### Listed entries

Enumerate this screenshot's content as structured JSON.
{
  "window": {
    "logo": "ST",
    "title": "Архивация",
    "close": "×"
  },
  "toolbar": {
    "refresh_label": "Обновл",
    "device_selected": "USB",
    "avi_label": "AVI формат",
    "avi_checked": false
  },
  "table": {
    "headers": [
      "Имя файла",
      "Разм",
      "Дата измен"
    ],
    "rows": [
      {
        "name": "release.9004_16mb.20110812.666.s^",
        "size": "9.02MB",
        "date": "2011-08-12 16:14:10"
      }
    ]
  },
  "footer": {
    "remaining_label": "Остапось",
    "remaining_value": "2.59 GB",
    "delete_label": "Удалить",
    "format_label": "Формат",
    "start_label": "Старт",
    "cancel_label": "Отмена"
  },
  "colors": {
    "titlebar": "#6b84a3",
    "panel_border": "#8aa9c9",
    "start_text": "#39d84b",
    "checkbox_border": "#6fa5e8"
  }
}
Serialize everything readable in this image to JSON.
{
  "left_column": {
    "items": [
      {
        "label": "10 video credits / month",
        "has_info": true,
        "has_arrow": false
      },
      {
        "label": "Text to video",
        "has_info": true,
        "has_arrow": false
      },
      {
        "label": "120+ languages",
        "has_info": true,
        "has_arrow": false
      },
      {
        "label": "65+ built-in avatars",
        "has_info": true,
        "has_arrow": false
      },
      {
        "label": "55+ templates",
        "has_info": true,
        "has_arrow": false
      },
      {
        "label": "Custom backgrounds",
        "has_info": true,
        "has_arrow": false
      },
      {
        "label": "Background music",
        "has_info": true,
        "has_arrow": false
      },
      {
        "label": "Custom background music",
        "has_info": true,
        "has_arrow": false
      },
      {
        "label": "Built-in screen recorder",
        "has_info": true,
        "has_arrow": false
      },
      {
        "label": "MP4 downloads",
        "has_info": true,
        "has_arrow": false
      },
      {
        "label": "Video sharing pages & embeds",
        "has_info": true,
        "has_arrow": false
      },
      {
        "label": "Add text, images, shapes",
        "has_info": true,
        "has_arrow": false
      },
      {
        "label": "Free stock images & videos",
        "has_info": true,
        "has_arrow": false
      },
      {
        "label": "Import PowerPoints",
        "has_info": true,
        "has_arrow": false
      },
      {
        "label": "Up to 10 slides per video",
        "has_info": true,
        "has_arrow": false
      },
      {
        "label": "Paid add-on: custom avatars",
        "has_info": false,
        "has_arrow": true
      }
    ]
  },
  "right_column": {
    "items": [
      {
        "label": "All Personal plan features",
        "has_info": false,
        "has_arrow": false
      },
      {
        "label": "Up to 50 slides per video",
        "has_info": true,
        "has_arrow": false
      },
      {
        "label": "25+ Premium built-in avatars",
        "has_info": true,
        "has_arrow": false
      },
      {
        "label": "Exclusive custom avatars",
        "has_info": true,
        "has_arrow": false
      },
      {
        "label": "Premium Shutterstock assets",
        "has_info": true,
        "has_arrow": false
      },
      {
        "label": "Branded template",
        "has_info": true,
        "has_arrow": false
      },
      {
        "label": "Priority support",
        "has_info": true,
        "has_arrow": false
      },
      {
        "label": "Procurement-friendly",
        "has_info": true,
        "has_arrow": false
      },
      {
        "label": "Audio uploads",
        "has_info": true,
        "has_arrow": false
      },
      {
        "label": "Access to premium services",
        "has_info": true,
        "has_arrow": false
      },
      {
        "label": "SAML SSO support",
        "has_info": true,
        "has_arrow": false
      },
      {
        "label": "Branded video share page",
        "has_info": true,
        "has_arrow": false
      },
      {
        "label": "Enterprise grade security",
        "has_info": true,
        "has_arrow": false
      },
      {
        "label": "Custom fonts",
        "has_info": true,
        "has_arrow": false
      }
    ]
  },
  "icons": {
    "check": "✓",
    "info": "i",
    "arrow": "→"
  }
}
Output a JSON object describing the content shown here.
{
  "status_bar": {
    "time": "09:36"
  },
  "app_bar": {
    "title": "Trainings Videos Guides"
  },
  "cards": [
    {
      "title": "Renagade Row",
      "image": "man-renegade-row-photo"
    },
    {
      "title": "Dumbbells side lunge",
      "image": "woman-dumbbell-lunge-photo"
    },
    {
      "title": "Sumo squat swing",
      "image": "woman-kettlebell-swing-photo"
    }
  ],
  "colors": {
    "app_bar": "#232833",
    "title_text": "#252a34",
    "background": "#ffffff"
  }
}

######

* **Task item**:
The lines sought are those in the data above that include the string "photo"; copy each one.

* **Solution for this task**:
      "image": "man-renegade-row-photo"
      "image": "woman-dumbbell-lunge-photo"
      "image": "woman-kettlebell-swing-photo"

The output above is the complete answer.